zena-the-zookeeperHey Kids!  Zena the Zookeeper here. Want to spend an evening at the Zoo without your parents? Well here’s your chance because we have a brand-new program we’d love for you to come to. It’s actually called “Parent’s Night Out” but don’t let the name fool you – it’s going to be blast for you, too. “Parent’s Night Out” lets your parents free to have an evening to themselves, I don’t know, doing whatever they like to do! The good news is, it means YOU get to come to the zoo for all sorts of fun at the same time!

Your parents will drop you off at the zoo in the early evening, and the fun begins! Our awesome education staff will greet you, and then take you and your newly-made friends to dinner – here at the zoo of course. Then, with the Zoo closed to the public, you get a super special nighttime private tour to see some of the nocturnal animals here. You might think the Zoo is a quiet place at night, but that’s not the case at all. Our spotted hyenas, lions and great-horned owls can be heard whooping, roaring and hooting off-and-on from sundown to sunup. At night in our Bug House, New Guinea walking sticks, Madagascar hissing cockroaches giant African millipedes skitter in the dark, looking for food. And then, there are my favorites: our beautiful bats, called Island and Malayan Flying Foxes. We also have some nocturnal frogs and geckos.

After the tour, we’ll head back to our auditorium to meet an animal up close! We’ll play some games and end the night with a movie you’re sure to love. Your parent(s) will pick you up after your fun-filled and exciting night and you can tell them all about the cool new adventures you had at the Zoo! Well, that’s it for now.
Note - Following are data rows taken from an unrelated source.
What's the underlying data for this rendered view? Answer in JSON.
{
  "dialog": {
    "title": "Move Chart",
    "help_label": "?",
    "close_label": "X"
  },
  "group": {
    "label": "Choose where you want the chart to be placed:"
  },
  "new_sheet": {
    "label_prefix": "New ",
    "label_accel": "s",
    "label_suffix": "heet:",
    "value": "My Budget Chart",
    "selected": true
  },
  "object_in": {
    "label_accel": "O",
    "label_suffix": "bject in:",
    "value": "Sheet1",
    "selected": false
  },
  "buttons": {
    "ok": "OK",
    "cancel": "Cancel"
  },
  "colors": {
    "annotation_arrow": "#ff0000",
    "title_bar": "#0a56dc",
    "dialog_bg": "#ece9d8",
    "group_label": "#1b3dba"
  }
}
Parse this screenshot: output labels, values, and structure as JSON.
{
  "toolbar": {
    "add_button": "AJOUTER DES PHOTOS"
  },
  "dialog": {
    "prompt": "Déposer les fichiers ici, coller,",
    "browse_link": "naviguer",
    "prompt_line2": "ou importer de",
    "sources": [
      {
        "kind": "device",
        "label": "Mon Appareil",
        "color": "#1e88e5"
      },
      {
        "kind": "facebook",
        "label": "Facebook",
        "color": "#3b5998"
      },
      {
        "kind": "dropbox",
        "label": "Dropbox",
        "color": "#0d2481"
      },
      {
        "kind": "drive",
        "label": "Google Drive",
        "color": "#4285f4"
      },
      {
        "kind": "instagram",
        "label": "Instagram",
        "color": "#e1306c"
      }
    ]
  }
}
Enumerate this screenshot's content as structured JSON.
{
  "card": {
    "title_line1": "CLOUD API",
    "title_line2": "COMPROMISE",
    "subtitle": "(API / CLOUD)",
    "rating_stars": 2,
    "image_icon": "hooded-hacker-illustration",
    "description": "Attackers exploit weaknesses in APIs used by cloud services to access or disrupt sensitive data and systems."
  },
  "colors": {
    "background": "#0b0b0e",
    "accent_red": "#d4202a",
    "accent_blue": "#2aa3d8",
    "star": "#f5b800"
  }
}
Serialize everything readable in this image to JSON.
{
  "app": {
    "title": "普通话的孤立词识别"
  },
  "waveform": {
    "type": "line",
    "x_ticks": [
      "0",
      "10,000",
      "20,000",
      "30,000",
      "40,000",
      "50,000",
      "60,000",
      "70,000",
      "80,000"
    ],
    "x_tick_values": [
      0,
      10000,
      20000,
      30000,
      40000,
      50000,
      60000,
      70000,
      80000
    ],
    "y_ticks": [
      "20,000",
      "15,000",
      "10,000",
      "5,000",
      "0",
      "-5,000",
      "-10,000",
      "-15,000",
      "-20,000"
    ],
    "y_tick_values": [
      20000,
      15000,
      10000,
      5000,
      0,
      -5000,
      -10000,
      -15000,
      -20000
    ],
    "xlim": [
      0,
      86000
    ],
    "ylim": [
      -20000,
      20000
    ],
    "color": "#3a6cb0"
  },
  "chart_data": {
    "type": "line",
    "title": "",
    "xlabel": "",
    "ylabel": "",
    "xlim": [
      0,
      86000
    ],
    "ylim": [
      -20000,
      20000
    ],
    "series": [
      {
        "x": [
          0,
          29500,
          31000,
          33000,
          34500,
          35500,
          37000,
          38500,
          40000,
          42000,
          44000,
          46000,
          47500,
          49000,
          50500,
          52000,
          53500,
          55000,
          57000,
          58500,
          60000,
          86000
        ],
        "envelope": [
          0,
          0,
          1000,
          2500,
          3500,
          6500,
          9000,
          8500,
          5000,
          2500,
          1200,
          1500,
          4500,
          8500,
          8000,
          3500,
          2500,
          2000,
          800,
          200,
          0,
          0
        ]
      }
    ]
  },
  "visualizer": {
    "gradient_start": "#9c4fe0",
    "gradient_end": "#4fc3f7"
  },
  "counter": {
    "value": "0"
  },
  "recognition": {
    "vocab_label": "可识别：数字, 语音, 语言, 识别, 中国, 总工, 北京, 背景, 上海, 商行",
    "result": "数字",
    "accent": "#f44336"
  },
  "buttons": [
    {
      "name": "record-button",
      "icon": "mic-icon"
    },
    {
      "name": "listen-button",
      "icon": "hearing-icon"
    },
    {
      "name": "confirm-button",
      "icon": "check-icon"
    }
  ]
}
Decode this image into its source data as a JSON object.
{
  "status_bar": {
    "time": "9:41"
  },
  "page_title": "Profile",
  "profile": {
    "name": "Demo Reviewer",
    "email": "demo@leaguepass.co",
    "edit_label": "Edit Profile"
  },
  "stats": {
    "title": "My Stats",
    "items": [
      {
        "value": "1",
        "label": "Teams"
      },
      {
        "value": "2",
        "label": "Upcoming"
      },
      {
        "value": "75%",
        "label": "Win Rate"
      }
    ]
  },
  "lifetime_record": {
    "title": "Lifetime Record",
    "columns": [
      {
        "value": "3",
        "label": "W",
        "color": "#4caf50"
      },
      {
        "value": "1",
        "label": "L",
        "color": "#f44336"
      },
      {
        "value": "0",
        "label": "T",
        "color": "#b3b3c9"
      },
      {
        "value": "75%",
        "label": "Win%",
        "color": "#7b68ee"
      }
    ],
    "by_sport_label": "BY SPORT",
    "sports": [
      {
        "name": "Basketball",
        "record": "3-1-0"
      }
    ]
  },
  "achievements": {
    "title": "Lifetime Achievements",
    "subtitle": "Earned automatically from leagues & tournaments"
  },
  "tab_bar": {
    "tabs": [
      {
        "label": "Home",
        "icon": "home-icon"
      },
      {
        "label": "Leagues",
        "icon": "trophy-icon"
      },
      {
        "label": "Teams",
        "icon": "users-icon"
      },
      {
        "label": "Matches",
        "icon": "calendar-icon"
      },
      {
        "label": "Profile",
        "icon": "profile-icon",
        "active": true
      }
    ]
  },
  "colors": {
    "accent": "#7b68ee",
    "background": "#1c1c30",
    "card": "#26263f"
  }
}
Hope to see you there, on February 14th. Mark your calendars and make your reservation today!